Mr Conway had 14 teeth removed, suffered a fractured eye socket, broken nose, two broken cheekbones and a broken jaw in three places.
The roof of his mouth was also broken.
He had to have five metal plates inserted in his face and six screws in his jaw.
He is now scarred for life almost from ear to ear.
Sentencing him for robbery and causing grievous bodily harm, a judge said Juned was "thrill-seeking" and enjoying the "power to cause pain."
After the case Mr Conway, 33, who now works as a part time fireplace fitter said of his attackers: "They were like wild animals and left me for dead. My arms were grabbed from behind whilst another guy gave me a pasting.
"Pretty much every piece of bone in my face was broken - my eye socket, my jaw and my cheek bones are shattered and I suppose I just feel very lucky to be alive. These people are cowards."
"The last two years have been a total nightmare. You can tame animals but not these men - they need to put in cages for a long time. I was an absolute mess.
"I have never heard of someone suffering facial injuries like I did and surviving.
"I still have problems with my eyes, and of course I am very cautious now. It has dramatically changed my life.
"At least eight years jail shows that the court has taken the attack seriously."
The hearing was told the incident occurred in March 2013 when Mr Conway was emerging from a subway under the M65 at Gannow Top, in Burnley, whilst walking home from Burnley college where he just applied for a computer science course.
He was approached by Juned and a friend and asked the time - but as he pulled out his mobile phone he was knocked to the floor and given a beating.
Eyewitnesses saw the student being kicked and stamped on while he was on the ground and came to his aid.
He was taken to hospital where it was discovered his mobile phone, wallet, passport and bank cards were missing.
Police arrested Juned after he tried to sell the phone on the black market.
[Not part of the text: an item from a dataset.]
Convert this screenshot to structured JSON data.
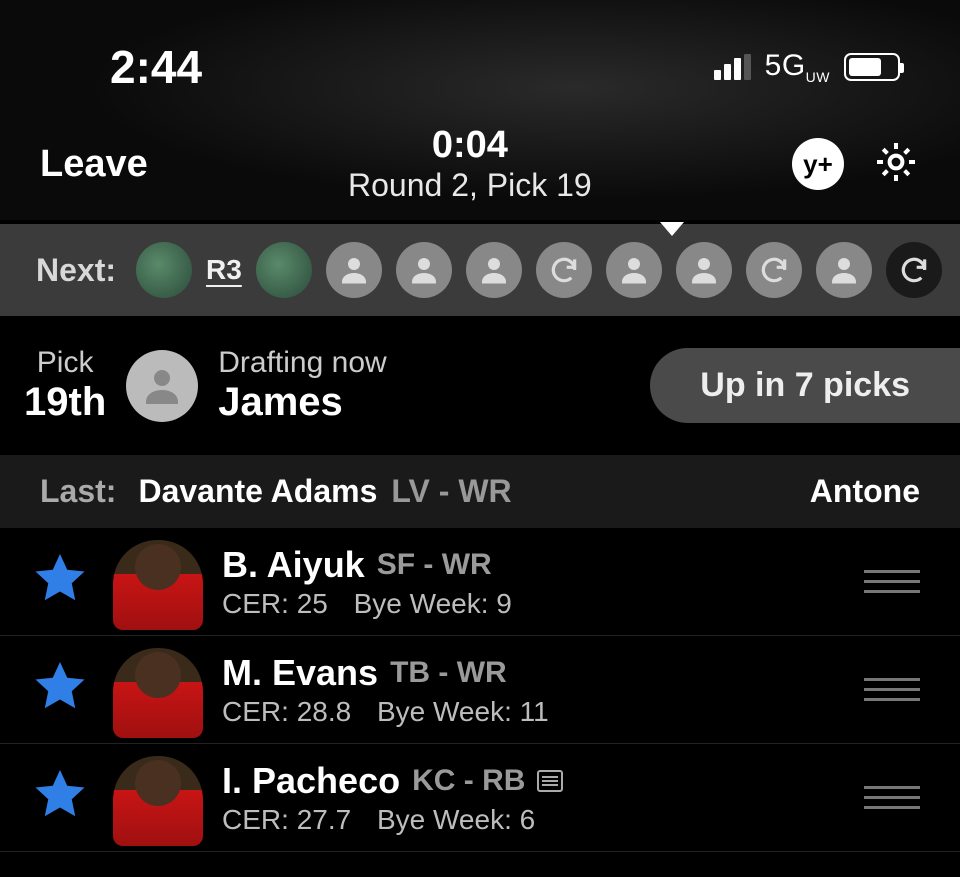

Mr Conway later picked him during an identification parade but had to relive his ordeal in the witness box.
In his victim impact statement Mr Conway, said he was found with the zig zag pattern of footwear on his face having been kicked about seven or eight times.
He was diagnosed with depression and considered ending his life.
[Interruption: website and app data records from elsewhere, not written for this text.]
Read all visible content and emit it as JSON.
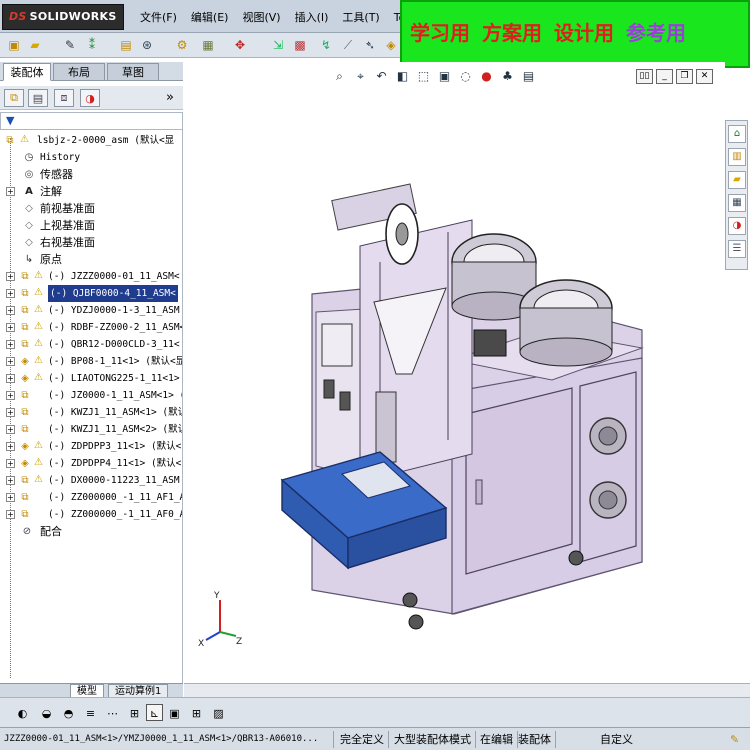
{
  "app": {
    "logo_text": "SOLIDWORKS",
    "logo_prefix": "DS"
  },
  "menu": [
    "文件(F)",
    "编辑(E)",
    "视图(V)",
    "插入(I)",
    "工具(T)",
    "Tool"
  ],
  "watermark": {
    "w1": "学习用",
    "w2": "方案用",
    "w3": "设计用",
    "w4": "参考用"
  },
  "pane_tabs": [
    "装配体",
    "布局",
    "草图"
  ],
  "tree": {
    "root": "lsbjz-2-0000_asm  (默认<显",
    "items": [
      "History",
      "传感器",
      "注解",
      "前视基准面",
      "上视基准面",
      "右视基准面",
      "原点",
      "(-) JZZZ0000-01_11_ASM<",
      "(-) QJBF0000-4_11_ASM<",
      "(-) YDZJ0000-1-3_11_ASM",
      "(-) RDBF-ZZ000-2_11_ASM<1",
      "(-) QBR12-D000CLD-3_11<",
      "(-) BP08-1_11<1> (默认<显",
      "(-) LIAOTONG225-1_11<1>",
      "(-) JZ0000-1_11_ASM<1> (默",
      "(-) KWZJ1_11_ASM<1> (默认",
      "(-) KWZJ1_11_ASM<2> (默认",
      "(-) ZDPDPP3_11<1> (默认<",
      "(-) ZDPDPP4_11<1> (默认<",
      "(-) DX0000-11223_11_ASM",
      "(-) ZZ000000_-1_11_AF1_ASM",
      "(-) ZZ000000_-1_11_AF0_ASM",
      "配合"
    ]
  },
  "bottom_tabs": [
    "模型",
    "运动算例1"
  ],
  "status": {
    "path": "JZZZ0000-01_11_ASM<1>/YMZJ0000_1_11_ASM<1>/QBR13-A06010...",
    "fully_defined": "完全定义",
    "large_assembly": "大型装配体模式",
    "editing": "在编辑",
    "assembly": "装配体",
    "custom": "自定义"
  },
  "axis": {
    "x": "X",
    "y": "Y",
    "z": "Z"
  },
  "colors": {
    "frame": "#dcd2e8",
    "frame_edge": "#8a7ca0",
    "tray": "#3a6bc8",
    "banner": "#19e61d",
    "selection": "#1f3c8f"
  }
}
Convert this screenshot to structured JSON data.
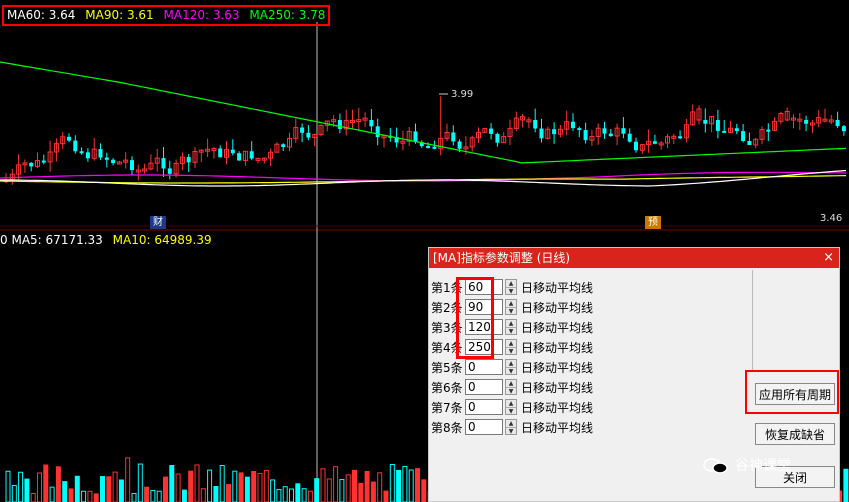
{
  "ma_legend": [
    {
      "name": "MA60",
      "value": "3.64",
      "color": "#ffffff"
    },
    {
      "name": "MA90",
      "value": "3.61",
      "color": "#ffff00"
    },
    {
      "name": "MA120",
      "value": "3.63",
      "color": "#ff00ff"
    },
    {
      "name": "MA250",
      "value": "3.78",
      "color": "#00ff00"
    }
  ],
  "volume_legend": {
    "prefix": "0",
    "ma5_label": "MA5:",
    "ma5_value": "67171.33",
    "ma10_label": "MA10:",
    "ma10_value": "64989.39"
  },
  "annotations": {
    "high_price": "3.99",
    "low_price": "3.46"
  },
  "markers": {
    "fin": "财",
    "pre": "预"
  },
  "dialog": {
    "title": "[MA]指标参数调整 (日线)",
    "close": "×",
    "rows": [
      {
        "label": "第1条",
        "value": "60",
        "suffix": "日移动平均线"
      },
      {
        "label": "第2条",
        "value": "90",
        "suffix": "日移动平均线"
      },
      {
        "label": "第3条",
        "value": "120",
        "suffix": "日移动平均线"
      },
      {
        "label": "第4条",
        "value": "250",
        "suffix": "日移动平均线"
      },
      {
        "label": "第5条",
        "value": "0",
        "suffix": "日移动平均线"
      },
      {
        "label": "第6条",
        "value": "0",
        "suffix": "日移动平均线"
      },
      {
        "label": "第7条",
        "value": "0",
        "suffix": "日移动平均线"
      },
      {
        "label": "第8条",
        "value": "0",
        "suffix": "日移动平均线"
      }
    ],
    "buttons": {
      "apply_all": "应用所有周期",
      "restore_default": "恢复成缺省",
      "close": "关闭"
    }
  },
  "watermark": "谷神课堂",
  "colors": {
    "up": "#ff3232",
    "down": "#00ffff",
    "ma60": "#ffffff",
    "ma90": "#ffff00",
    "ma120": "#ff00ff",
    "ma250": "#00ff00",
    "dialog_title": "#d8241a"
  }
}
He told his mother he wished he had never come out of the subway.
Prosecutor Geoff Whelan said: "He says his friends have helped him get through this and he doesn't think he would have got this far without them."
The court was told that six weeks before the robbery, Juned went out robbing and burgling.
He terrorised two children in a house with an imitation firearm and also made them relive it in a trial.
He also targeted two young children in a local park, asked for money and when they said they had none, stole their mobile phones.
In mitigation William Staunton, for Juned, said: "He would wish to apologise. He has now had a taste of custody, which has impacted upon him.
"The clang of the prison gates has led to him crying at nights. He hopes to lead a positive life on his eventual release."
But the judge Miss Recorder Tania Griffiths, QC, told Juned: "Your behaviour was down to thrill-seeking and wanting the power to cause pain.
"The gratuitous use of force was sickening and this man's terror was obvious when you proclaimed your innocence at him from the dock.
"He almost froze in fear as he watched you.
"He says his permanent scar will be will be a daily reminder of what he says was the worst day of his life."